Advance Directives are documents that let you give instructions to your health care providers and your family about your health care wishes in advance of any serious illness or injury. Advance Directives go into effect only when you cannot make your own health care decisions. You may also name someone to make choices about your medical care and treatment if you are unable to do so — this person is called your health care agent.
Georgia Law gives competent adults the right to make decisions about their own health care. Before July 1, 2007, Georgia law recognized two kinds of advance directives:
As of July 1, 2007, Georgia law changed combining the Living Will and Durable Power of Attorney for Healthcare into one document called the “Georgia Advance Directive for Health Care.”
An advance directive that was completed before the change in Georgia law is still legal and no change is required unless you choose to do so.
The new Georgia Advance Directive for Health Care has four parts:
This part allows you to choose someone to make health care decisions for if you cannot (or do not want to) make health care decision for yourself. You may also have your health care agent make decisions for you after death with respect to an autopsy, organ donation, body donation, and final disposition of your body.
This part allows you to state your treatment preferences if you are (1) unable to communicate your treatment preferences, and (2) you either have a terminal condition or are in a state of permanent unconsciousness.
This part allows you to nominate to a court a person to be your guardian should one ever be needed.
This part requires your signature and the signature of two witnesses. You must complete Part Four if you have filled out any other part of this form.
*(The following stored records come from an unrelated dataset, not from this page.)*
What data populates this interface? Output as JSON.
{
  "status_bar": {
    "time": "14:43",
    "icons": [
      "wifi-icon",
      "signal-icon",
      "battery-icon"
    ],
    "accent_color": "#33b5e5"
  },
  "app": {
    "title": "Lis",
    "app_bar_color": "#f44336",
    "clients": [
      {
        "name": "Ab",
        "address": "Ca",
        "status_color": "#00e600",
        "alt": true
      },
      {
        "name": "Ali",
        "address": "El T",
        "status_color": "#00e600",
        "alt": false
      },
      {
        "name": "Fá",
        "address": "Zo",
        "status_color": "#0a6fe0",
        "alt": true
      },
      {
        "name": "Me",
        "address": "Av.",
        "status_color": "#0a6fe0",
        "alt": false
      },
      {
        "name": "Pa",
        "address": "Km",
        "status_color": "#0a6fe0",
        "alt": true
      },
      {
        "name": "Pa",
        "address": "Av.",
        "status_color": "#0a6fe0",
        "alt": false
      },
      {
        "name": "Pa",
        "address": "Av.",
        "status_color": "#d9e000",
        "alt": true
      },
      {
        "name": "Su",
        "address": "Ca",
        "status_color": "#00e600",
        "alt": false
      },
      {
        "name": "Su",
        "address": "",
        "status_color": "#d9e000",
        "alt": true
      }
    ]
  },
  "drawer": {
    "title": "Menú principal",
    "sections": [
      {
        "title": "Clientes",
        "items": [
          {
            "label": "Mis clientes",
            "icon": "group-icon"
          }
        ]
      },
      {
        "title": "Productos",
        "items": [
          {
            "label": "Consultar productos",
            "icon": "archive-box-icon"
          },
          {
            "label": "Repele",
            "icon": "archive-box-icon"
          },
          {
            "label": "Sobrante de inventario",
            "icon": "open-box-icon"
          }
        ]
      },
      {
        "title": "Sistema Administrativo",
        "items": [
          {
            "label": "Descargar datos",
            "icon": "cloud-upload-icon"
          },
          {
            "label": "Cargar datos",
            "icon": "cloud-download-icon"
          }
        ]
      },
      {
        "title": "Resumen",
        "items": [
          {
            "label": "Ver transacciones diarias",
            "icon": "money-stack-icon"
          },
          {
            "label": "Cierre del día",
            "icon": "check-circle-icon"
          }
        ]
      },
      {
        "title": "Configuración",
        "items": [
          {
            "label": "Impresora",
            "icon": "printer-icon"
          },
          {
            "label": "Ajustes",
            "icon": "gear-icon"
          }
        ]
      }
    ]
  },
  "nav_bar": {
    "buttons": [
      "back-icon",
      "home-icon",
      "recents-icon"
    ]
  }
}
Federal regulations require us to ask upon admission to the hospital if you have an advance directive. If you have completed an advance directive, we ask that you bring a copy with you to the hospital so that it may be placed in your medical record. If you decide to complete an advance directive while in the hospital, please let your health care provider know so that the appropriate personnel may be contacted to provide assistance in completing the form.